Today we are thankful for our mom and dad’s, brothers and sisters and want to let them know that and just how special they are to us and the important part they have had in our lives. It would be a good time to get out the old photograph albums and look through the pictures, reliving memories of earlier days around the Christmas tree or at the 4th of July picnic or maybe at the beach vacation that was spent with your special aunts and uncles.
To celebrate National Aunt and Uncles Day, give them a call, stop by for a visit, send them a card or a bouquet of flowers or maybe take them out for a nice dinner.
NATIONAL AUNT AND UNCLES DAY HISTORY
Within our research, we were unable to find the creator or the origin of National Aunt and Uncles Day, an “unofficial” national holiday.
NATIONAL DISABILITY INDEPENDENCE DAY
National Disability Independence Day is celebrated each year on July 26. This day commemorates the anniversary of the signing of the Americans with Disabilities Act (ADA) on July 26th, 1990.
The Americans with Disabilities Act provides protection from employment discrimination as well as better access to goods, services and communications for people with disabilities.
“At the signing of the Americans with Disabilities Act July 26, 1990, President George Bush stated, “Three weeks ago we celebrated our nation’s Independence Day. Today we’re here to rejoice in and celebrate another ‘Independence Day,’ one that is long overdue. With today’s signing of the landmark Americans for Disabilities Act, every man, woman and child with a disability can now pass through once-closed doors into a bright new era of equality, independence and freedom.”
HAPPY NATIONAL DISABILITY INDEPENDENCE DAY
NATIONAL SYSTEM ADMINISTRATOR APPRECIATION DAY
Each year, on the last Friday in July, it is National System Administrator Appreciation Day. This day is also known as Sysadmin Day, SysAdminDay, SAD or SAAD.
National System Administrator Day was created to show appreciation for the work of sysadmins and other IT workers. The official SysAdmin Day website includes suggestions for the proper observation of this day. http://sysadminday.com/
There are some geek and Internet culture businesses, like ThinkGeek and CafePress, that honor today’s holiday with special product offerings, discounts and contests and various filk songs have been written to commemorate System Administrator Day. E-cards are available to be sent to celebrate this special occasion.

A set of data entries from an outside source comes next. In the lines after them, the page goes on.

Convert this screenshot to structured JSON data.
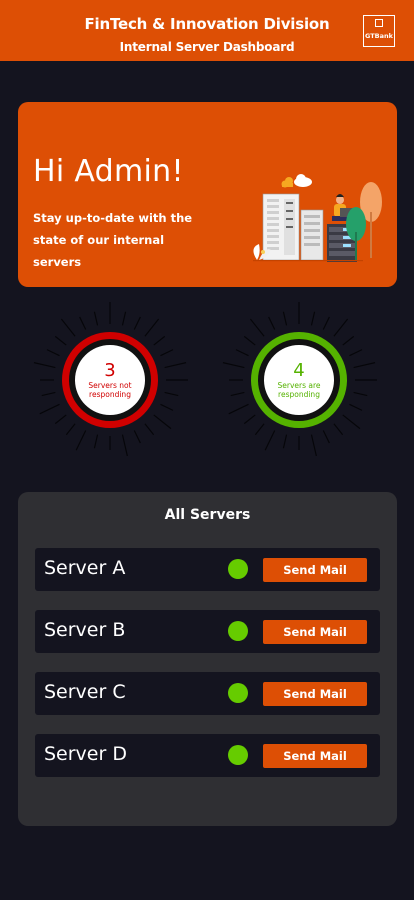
{
  "header": {
    "title": "FinTech & Innovation Division",
    "subtitle": "Internal Server Dashboard",
    "logo_text": "GTBank",
    "color": "#dd4f05"
  },
  "hero": {
    "greeting": "Hi Admin!",
    "description": "Stay up-to-date with the state of our internal servers",
    "illustration": "server-room-illustration"
  },
  "stats": {
    "not_responding": {
      "count": "3",
      "label": "Servers not responding",
      "color": "#d00000"
    },
    "responding": {
      "count": "4",
      "label": "Servers are responding",
      "color": "#55b200"
    }
  },
  "servers": {
    "heading": "All Servers",
    "items": [
      {
        "name": "Server A",
        "status_color": "#66cc00",
        "action": "Send Mail"
      },
      {
        "name": "Server B",
        "status_color": "#66cc00",
        "action": "Send Mail"
      },
      {
        "name": "Server C",
        "status_color": "#66cc00",
        "action": "Send Mail"
      },
      {
        "name": "Server D",
        "status_color": "#66cc00",
        "action": "Send Mail"
      }
    ]
  }
}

This holiday has been recognized and has been promoted by many IT professional organizations, the League of Professional System Administrators and Sage/Usenix.

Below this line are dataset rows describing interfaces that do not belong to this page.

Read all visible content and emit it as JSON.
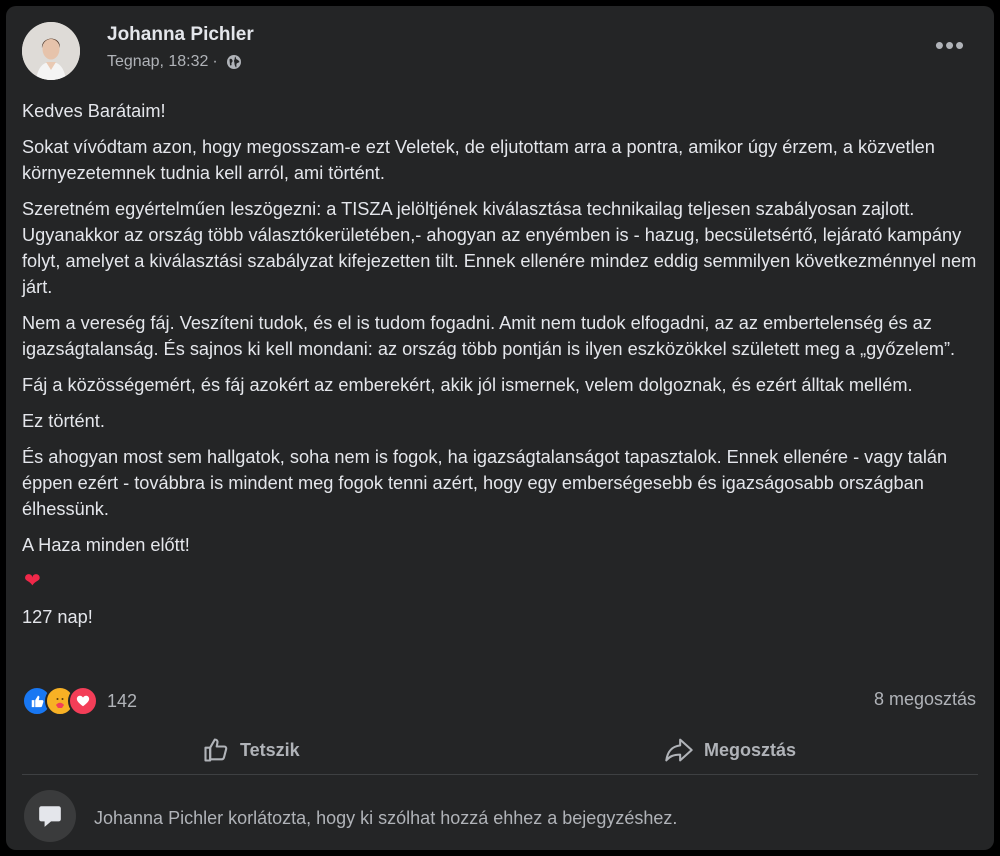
{
  "post": {
    "author": "Johanna Pichler",
    "timestamp": "Tegnap, 18:32",
    "separator": "·",
    "paragraphs": [
      "Kedves Barátaim!",
      "Sokat vívódtam azon, hogy megosszam-e ezt Veletek, de eljutottam arra a pontra, amikor úgy érzem, a közvetlen környezetemnek tudnia kell arról, ami történt.",
      "Szeretném egyértelműen leszögezni: a TISZA  jelöltjének kiválasztása technikailag teljesen szabályosan zajlott.",
      "Ugyanakkor az ország több választókerületében,- ahogyan az enyémben is - hazug, becsületsértő, lejárató kampány folyt, amelyet a kiválasztási szabályzat kifejezetten tilt. Ennek ellenére mindez eddig semmilyen következménnyel nem járt.",
      "Nem a vereség fáj. Veszíteni tudok, és el is tudom fogadni. Amit nem tudok elfogadni, az az embertelenség és az igazságtalanság. És sajnos ki kell mondani: az ország több pontján is ilyen eszközökkel született meg a „győzelem”.",
      "Fáj a közösségemért, és fáj azokért az emberekért, akik jól ismernek, velem dolgoznak, és ezért álltak mellém.",
      "Ez történt.",
      "És ahogyan most sem hallgatok, soha nem is fogok, ha igazságtalanságot tapasztalok. Ennek ellenére - vagy talán éppen ezért - továbbra is mindent meg fogok tenni azért, hogy egy emberségesebb és igazságosabb országban élhessünk.",
      "A Haza minden előtt!",
      "127 nap!"
    ],
    "flag_colors": [
      "#cd2a3e",
      "#ffffff",
      "#436f4d"
    ],
    "heart_glyph": "❤"
  },
  "reactions": {
    "icons": [
      "like-icon",
      "care-icon",
      "love-icon"
    ],
    "count": "142",
    "shares": "8 megosztás"
  },
  "actions": {
    "like_label": "Tetszik",
    "share_label": "Megosztás"
  },
  "comments": {
    "restricted_text": "Johanna Pichler korlátozta, hogy ki szólhat hozzá ehhez a bejegyzéshez."
  },
  "colors": {
    "card_bg": "#242526",
    "text_primary": "#e4e6eb",
    "text_secondary": "#b0b3b8",
    "like_blue": "#1877f2",
    "love_red": "#f33e58",
    "care_yellow": "#f7b125"
  }
}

NATIONAL SYSTEM ADMINISTRATOR APPRECIATION DAY HISTORY
National System Administrator Appreciation Day, an “unofficial” national holiday was created by Ted Kekatos. Kekatos was inspired by a Hewlett-Packard magazine advertisement in which a system administrator was given flowers and fruit-baskets by grateful co-workers as a ‘thank-you’ for installing new printers. Prior to seeing this advertisement, Kekatos had just installed several of the same model of printers at his place of work. The first System Administrator Appreciation Day was celebrated on July 28, 2000.
NATIONAL ALL OR NOTHING DAY
How will your day go today? It is National All or Nothing Day. Celebrated each year on July 26, people use this day to throw caution to the wind and go for it.
Everyone has at least one thing that they would like to try, need to do or want to do but might be fearful or hesitant to do so. Today is the day to go ahead and do it, take that first step and go for it.
Today we wish you the best on National All or Nothing Day!
NATIONAL ALL OR NOTHING DAY HISTORY
Within our research, we were unable to find the creator or origin of National All or Nothing Day, an “unofficial” national holiday.